(Records contained in a dataset)
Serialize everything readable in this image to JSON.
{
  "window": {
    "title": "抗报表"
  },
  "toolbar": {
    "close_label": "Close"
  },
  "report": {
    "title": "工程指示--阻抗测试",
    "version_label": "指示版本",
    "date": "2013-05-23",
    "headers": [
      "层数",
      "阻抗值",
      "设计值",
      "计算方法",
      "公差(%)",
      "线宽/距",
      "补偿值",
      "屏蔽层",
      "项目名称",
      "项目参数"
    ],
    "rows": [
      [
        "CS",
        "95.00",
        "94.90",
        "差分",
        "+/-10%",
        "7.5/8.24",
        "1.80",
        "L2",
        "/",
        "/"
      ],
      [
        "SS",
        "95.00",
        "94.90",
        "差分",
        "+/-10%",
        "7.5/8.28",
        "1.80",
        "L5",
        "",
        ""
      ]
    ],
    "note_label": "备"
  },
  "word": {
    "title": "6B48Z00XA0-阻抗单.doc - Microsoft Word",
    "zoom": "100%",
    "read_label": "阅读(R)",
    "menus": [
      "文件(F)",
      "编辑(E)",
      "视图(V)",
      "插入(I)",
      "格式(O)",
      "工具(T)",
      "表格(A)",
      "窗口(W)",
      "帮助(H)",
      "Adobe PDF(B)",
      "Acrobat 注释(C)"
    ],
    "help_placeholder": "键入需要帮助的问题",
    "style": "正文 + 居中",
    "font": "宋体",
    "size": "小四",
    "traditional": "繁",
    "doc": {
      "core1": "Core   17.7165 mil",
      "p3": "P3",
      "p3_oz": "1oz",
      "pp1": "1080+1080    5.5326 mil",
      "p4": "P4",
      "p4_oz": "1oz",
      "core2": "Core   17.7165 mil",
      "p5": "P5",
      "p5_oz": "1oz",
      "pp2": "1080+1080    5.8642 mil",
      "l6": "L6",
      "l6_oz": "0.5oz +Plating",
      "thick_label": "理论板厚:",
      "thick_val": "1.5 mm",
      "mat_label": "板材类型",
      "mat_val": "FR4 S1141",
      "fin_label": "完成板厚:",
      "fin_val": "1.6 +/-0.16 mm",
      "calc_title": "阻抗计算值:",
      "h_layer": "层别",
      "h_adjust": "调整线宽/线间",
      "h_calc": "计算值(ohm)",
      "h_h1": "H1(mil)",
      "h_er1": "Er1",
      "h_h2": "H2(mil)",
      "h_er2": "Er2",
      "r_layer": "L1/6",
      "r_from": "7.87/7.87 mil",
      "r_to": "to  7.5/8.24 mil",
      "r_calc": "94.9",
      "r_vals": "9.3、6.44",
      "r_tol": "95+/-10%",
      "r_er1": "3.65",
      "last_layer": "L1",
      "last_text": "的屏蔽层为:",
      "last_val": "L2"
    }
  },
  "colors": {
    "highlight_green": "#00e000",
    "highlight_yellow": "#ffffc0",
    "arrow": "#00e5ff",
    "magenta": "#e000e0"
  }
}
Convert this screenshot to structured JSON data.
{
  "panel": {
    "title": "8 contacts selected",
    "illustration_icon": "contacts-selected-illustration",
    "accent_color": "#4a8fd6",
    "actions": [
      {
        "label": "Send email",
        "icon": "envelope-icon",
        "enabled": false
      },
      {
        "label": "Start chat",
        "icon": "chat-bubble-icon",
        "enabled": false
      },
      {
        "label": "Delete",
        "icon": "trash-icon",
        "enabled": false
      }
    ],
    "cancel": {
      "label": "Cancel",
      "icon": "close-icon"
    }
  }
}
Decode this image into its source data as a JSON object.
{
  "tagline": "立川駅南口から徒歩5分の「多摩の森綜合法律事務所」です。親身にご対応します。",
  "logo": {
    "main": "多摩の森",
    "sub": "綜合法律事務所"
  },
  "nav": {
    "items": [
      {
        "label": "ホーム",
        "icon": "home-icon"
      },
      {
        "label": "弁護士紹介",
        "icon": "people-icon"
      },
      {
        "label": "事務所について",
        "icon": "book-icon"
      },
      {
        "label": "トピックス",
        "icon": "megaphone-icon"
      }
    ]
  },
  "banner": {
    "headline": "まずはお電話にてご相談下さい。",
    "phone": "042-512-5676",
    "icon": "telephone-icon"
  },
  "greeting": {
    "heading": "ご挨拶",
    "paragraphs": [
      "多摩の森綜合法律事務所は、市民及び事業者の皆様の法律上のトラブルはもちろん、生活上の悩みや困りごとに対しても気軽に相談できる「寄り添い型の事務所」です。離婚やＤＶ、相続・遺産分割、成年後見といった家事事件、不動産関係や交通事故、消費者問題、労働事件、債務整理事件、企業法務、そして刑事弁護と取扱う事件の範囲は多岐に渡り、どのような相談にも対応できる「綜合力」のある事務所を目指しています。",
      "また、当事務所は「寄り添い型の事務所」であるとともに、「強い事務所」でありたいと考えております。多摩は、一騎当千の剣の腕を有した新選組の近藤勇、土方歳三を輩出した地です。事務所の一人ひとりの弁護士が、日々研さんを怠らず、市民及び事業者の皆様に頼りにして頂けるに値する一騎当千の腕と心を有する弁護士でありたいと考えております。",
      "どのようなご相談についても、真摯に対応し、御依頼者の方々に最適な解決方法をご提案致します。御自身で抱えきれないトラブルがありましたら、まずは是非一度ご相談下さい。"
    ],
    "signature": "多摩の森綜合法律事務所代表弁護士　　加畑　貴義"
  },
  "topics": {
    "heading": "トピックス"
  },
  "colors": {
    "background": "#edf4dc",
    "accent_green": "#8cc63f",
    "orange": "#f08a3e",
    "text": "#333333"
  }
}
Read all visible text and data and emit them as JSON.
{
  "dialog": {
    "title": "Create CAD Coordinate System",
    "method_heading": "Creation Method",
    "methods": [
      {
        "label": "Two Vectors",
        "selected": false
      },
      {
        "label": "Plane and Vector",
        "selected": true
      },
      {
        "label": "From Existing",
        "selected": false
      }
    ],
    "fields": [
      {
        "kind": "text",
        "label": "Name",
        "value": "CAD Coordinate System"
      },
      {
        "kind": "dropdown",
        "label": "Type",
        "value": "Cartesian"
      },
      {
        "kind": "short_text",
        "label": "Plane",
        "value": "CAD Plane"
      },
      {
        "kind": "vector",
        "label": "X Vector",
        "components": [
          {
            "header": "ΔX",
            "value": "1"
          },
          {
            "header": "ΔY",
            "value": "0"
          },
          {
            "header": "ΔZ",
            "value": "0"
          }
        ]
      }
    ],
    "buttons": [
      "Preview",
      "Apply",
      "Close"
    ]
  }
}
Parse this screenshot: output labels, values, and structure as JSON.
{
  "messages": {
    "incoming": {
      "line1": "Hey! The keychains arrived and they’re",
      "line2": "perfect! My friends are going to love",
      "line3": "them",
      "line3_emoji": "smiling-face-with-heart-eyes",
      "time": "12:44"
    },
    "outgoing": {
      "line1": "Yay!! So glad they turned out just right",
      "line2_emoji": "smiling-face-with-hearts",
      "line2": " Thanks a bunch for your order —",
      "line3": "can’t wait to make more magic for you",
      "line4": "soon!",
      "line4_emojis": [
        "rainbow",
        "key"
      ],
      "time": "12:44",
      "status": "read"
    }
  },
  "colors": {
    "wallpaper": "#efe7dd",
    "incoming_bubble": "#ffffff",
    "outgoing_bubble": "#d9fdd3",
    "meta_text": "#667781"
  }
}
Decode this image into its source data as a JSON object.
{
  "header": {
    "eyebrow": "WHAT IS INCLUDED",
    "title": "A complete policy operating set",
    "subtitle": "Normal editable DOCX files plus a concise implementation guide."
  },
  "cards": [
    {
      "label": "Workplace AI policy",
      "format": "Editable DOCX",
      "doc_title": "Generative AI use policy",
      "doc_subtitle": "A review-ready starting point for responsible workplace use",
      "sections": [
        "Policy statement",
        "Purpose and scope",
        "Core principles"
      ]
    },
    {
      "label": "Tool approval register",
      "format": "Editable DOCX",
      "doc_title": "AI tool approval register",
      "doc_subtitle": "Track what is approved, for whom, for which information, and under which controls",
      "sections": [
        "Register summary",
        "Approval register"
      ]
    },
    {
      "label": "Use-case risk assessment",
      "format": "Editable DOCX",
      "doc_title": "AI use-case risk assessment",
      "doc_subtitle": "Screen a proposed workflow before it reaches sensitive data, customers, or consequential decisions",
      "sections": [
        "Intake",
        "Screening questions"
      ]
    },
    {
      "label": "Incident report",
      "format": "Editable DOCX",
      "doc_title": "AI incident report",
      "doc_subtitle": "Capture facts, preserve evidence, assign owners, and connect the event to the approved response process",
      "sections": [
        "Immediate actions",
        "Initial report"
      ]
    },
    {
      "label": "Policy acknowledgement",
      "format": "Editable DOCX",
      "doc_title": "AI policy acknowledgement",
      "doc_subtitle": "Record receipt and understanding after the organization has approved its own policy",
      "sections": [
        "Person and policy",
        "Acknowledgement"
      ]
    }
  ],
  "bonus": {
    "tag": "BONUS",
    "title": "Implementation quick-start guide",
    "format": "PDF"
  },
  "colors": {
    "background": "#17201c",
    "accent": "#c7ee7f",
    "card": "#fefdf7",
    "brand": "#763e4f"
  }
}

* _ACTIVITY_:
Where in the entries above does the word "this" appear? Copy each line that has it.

* _RESPONSE AREA_:
Serialize everything readable in this image to JSON.
Convert this screenshot to structured JSON data.
Decode this image into its source data as a JSON object.
Parse this screenshot: output labels, values, and structure as JSON.
Decode this image into its source data as a JSON object.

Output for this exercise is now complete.